3-3 Learning Objectives Explain the constitutional basis of the U.S. court systems Discuss how the courts are organized Describe the role of the federal courts Explain the process of selecting federal judges Describe the process by which a court gains jurisdiction over people and matters Discuss the use of precedence by courts Discuss the process for bringing a civil case through the court system Discuss the remedies available to grant relief to aggrieved parties
3-4 Constitutional Basis for the Court System U.S. Supreme Court The Supreme Court was created by Article III of the U.S. Constitution The Supreme Court is the highest court of the land and is located in Washington, D.C
3-5 Court Systems There are two major court systems in the U.S.: 1. The Federal court system 2. The court systems of the 50 States and the District of Columbia Each system has jurisdiction to hear different types of lawsuits.

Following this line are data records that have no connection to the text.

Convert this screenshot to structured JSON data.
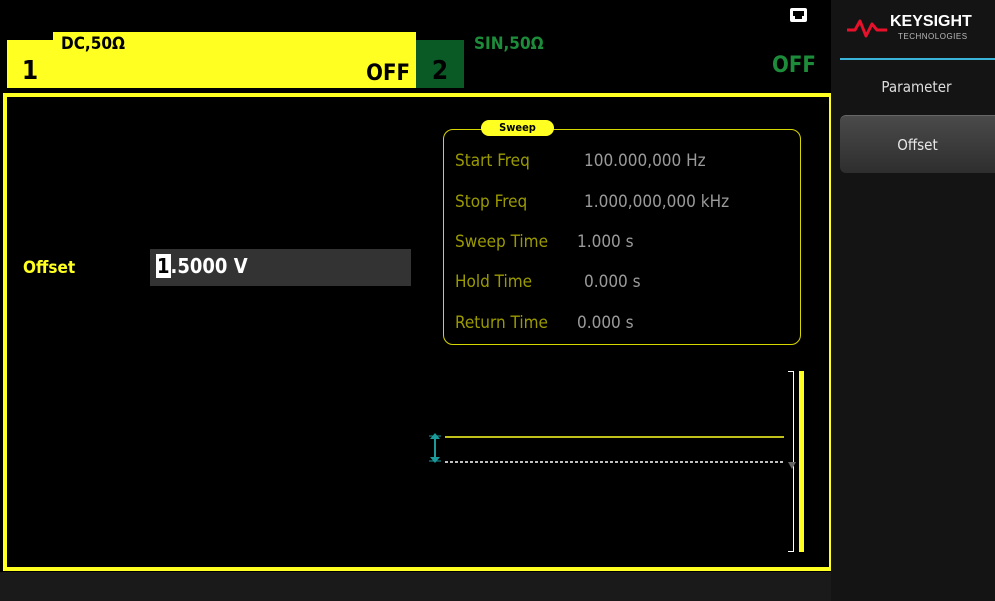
{
  "status": {
    "lan_icon": "lan-icon"
  },
  "channel1": {
    "number": "1",
    "description": "DC,50Ω",
    "output": "OFF"
  },
  "channel2": {
    "number": "2",
    "description": "SIN,50Ω",
    "output": "OFF"
  },
  "parameter": {
    "label": "Offset",
    "value_first_digit": "1",
    "value_rest": ".5000 V"
  },
  "sweep": {
    "title": "Sweep",
    "rows": [
      {
        "label": "Start Freq",
        "value": "100.000,000  Hz"
      },
      {
        "label": "Stop Freq",
        "value": "1.000,000,000 kHz"
      },
      {
        "label": "Sweep Time",
        "value": "1.000  s"
      },
      {
        "label": "Hold Time",
        "value": "0.000  s"
      },
      {
        "label": "Return Time",
        "value": "0.000  s"
      }
    ]
  },
  "brand": {
    "name": "KEYSIGHT",
    "sub": "TECHNOLOGIES"
  },
  "menu": {
    "title": "Parameter",
    "softkeys": [
      "Offset"
    ]
  },
  "colors": {
    "active": "#ffff22",
    "inactive_channel": "#1d8c3a",
    "menu_accent": "#3ab4d8"
  }
}
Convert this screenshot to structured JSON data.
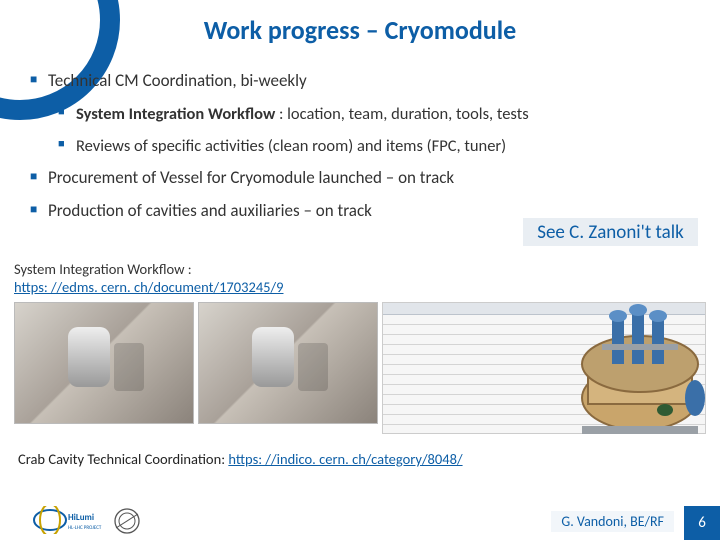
{
  "title": "Work progress – Cryomodule",
  "bullets": {
    "b1": "Technical CM Coordination, bi-weekly",
    "b1a_bold": "System Integration Workflow",
    "b1a_rest": " : location, team, duration, tools, tests",
    "b1b": "Reviews of specific activities (clean room) and items (FPC, tuner)",
    "b2": "Procurement of Vessel for Cryomodule launched – on track",
    "b3": "Production of cavities and auxiliaries – on track"
  },
  "callout": "See C. Zanoni't talk",
  "siw": {
    "label": "System Integration Workflow :",
    "url": "https: //edms. cern. ch/document/1703245/9"
  },
  "cctc": {
    "label": "Crab Cavity Technical Coordination: ",
    "url": "https: //indico. cern. ch/category/8048/"
  },
  "byline": "G. Vandoni, BE/RF",
  "pagenum": "6",
  "logos": {
    "l1": "Hi-Lumi HL-LHC Project",
    "l2": "CERN"
  }
}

3-6 Hierarchy Order –Both Federal and State How Courts Are Organized Trial Courts Original Jurisdiction Hear cases for the first time Legal briefs Oral Arguments Witnesses Impanel juries Courts of Appeals Appellate Jurisdiction Review Trial Courts’ decisions Was correct law applied? Does evidence support the verdict reached? No new evidence No Witnesses - State Supreme Courts - US Supreme Court Final interpretations of Law Public importance cases Conflicting laws applied by lower courts
3-7 The Federal Court System U.S. Supreme Court Circuit Courts of Appeals U.S. District Courts Federal Courts Equivalent to State Trial Courts 12 U.S. Courts of Appeal Petition for Certiorari Writ of Certiorari
3-8 The power of a court to hear a case and render a legally binding decision on the parties. – Exclusive Federal Jurisdiction – Concurrent Jurisdiction – Exclusive State Jurisdiction Jurisdiction
3-9 PERSONAL JURSDICTION What happens if a lawsuit is filed against someone who does not live in the state or within the jurisdiction of the court? The court lacks jurisdiction over nonresidents unless the nonresident is subject to a long-arm statute In-Personam Jurisdiction Long-Arm Statute
3-10 Limitations of Federal Courts I.Case or controversy II.The case must be ripe for decision III.Plaintiff must have standing to sue
3-11 The Civil Court System Federal Rules of Civil Procedure State’s Rules of Civil Procedure Every State has corresponding rules Provide all the relevant participants in the suit information such as: Where to file the case Who to give notice of the suit How the pleadings must look Who receives the pleadings How many copies of each pleading each party gets Deadlines for filing court documents
3-12 The Pleadings Complaint and Summons Answer Defendant may assert affirmative defenses Counterclaim Cross-Claim
3-13 Statute of Limitations A statute that establishes the period during which a plaintiff must bring a lawsuit against a defendant. If a lawsuit is not filed within this time period, the plaintiff loses his or her right to sue. Federal and state governments have established statutes of limitations for each type of lawsuit.
3-14 Jury and Non-Jury Trial Jury Selection Process: Voir Dire For cause A juror cannot sit on the jury because that juror cannot be impartial. Peremptory strikes Generally used when the potential juror does not fit the profile of jurors who the attorney feels would most benefit the client.
3-15 Discovery The major forms of discovery are: Depositions Interrogatories Production of documents Physical and mental examination
3-16 The Criminal Trial Process similar to civil Guilty or Not-Guilty Verdict Burden of Proof: Beyond Reasonable Doubt Double Jeopardy Other constitutional protections –Right to speedy trial –Right to confront witnesses –Exculpatory Evidence